BY TOM LYONS
LIBBY Coppinger is the last of a dying breed.
In 2017, the St Colum’s woman won an All-Ireland senior camogie medal with Cork and a national league ladies’ football medal, the only dual player after Rena Buckley opting out of football.
At the Carbery GAA Awards in the Westlodge Hotel in Bantry last Friday, she received the September award along with Orla Cronin, in honour of the All-Ireland win.
She was really enjoying the occasion with family and friends from Kealkil and Bantry but was fully conscious of the fact that she would have to be up early the following morning to make the long trip to Offaly for a camogie league game. She was happy to share her story.
‘I actually started my football career earlier than camogie,’ she said, ‘as we had a girls’ football team but no camogie. I played hurling for a year with the boys before my Mam and Uncle Tony started up the camogie club in 2009.
‘Later I had to transfer to Bantry for my football, where we won the county junior and intermediate, and combined with Clonakilty to play camogie because we just didn’t have the numbers in Kealkil.’

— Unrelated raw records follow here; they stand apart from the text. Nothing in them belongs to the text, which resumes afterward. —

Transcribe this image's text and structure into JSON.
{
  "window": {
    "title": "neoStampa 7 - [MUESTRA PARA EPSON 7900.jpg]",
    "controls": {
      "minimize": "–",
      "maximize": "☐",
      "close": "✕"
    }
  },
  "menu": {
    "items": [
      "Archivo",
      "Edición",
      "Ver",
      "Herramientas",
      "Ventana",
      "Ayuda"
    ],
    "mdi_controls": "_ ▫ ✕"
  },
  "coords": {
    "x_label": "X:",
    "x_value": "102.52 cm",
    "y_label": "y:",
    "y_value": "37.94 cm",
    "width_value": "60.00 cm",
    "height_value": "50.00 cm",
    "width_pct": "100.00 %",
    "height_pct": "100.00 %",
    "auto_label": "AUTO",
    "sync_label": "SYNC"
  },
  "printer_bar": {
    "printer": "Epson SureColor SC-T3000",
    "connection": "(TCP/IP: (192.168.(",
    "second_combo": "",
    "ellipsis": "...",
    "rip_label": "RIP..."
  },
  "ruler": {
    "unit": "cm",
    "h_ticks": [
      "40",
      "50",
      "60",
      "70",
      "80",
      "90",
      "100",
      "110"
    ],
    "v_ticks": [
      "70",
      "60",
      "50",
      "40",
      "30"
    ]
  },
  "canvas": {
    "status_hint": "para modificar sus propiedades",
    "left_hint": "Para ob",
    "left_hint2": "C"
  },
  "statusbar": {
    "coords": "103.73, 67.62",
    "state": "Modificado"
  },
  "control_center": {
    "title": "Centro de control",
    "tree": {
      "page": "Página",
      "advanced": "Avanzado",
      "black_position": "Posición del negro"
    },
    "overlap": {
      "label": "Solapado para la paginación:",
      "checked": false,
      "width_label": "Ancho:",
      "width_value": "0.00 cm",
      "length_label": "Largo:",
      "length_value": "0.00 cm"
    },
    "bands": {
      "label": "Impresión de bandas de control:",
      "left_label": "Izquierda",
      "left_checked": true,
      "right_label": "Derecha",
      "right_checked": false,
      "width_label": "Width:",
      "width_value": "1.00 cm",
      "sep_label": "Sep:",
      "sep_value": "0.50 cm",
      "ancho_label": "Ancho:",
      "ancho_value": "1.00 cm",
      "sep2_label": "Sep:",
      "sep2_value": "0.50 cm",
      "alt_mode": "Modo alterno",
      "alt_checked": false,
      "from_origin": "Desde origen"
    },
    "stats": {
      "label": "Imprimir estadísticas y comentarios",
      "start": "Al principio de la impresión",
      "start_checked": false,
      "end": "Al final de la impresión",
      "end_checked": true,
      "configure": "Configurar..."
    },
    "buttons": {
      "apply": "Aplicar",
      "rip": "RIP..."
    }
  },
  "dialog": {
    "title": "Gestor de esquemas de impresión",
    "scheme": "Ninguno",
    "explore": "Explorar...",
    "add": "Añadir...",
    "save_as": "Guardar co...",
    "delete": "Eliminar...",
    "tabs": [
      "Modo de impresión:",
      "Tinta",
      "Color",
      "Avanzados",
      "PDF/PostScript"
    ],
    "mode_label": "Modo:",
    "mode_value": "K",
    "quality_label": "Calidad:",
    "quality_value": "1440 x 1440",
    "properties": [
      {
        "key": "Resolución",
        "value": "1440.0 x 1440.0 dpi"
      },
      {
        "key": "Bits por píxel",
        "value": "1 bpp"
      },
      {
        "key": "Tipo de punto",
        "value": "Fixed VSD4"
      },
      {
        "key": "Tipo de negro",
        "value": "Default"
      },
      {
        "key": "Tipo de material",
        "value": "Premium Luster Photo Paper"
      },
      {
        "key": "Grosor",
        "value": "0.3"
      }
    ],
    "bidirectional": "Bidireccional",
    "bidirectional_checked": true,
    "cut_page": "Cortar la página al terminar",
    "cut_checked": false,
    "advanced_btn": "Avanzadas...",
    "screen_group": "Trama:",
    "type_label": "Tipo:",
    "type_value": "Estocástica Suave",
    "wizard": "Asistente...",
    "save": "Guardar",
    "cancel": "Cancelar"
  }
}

Coppinger’s dual role with Cork started at a young age, when she was just a minor.
‘My last year as a minor, I played on both Cork teams,’ she said, ‘and that was the beginning of my dual role, there was no preference, I love playing both. They’re very different games and football would probably come more naturally to me.
‘You have to work very hard at the camogie, not that you don’t work hard at football too. I was with the camogie intermediate team in 2016 and with the Cork football U21 team at the same time. The senior footballers were the first to come knocking that season.’
‘The choice of picking one over the other has never arisen,’ she said.
‘I’ve had great success in both codes and that definitely helped. Both managers, understandably, are selfish about their players but they’re great in making sure I’m well looked after.
‘They might fight for me when they need me and sure that’s a good thing for me.’
Of course, playing both games at the top level takes a ferocious commitment and it’s understandable from Coppinger’s hectic schedule while few players now go for both.
‘I’m in college at the moment, in third year in UCC but come home every weekend,’ she said.
‘At the moment there are so many matches and stuff, so it’s games more than training right now. We have football on Wednesday, Friday and Sunday and camogie on Tuesday and Thursday and kind of Sunday as well. There’s college games on top of that. We lost the Ashbourne Cup final on Wednesday night last, heartbreaking but we’ll keep trying.
‘Last summer I was six nights a week on the pitch. Now I wouldn’t be doing full sessions every time and with matches I’d be looking after myself. I love matches, Training is okay but it’s the matches that give me the hunger, keep me fresh. I’ve never actually sat down to figure out how many matches I play in a season or how many training sessions, but it’s a lot. But it’s the matches you want to be playing.’
Regular travel from Kealkil to Cork and back brings it challenges. ‘It’s tough going alright,’ said Coppinger.
‘It’s more the thought of the journey than the actual journey itself. Once you’re in the car it’s okay. You take it all in your stride. Once you hit the top of Cousane on the way back, you’re almost home and it’s a great feeling.
‘In reality, I probably won’t be able to keep it going for too long. I don’t know what will happen when I finish college or what commitments I will have then. I would like to keep it all going. Being in college in Cork definitely helps but these last few weeks even have been hectic with college games, training, league matches. I’ll try to keep it going as long as I can.’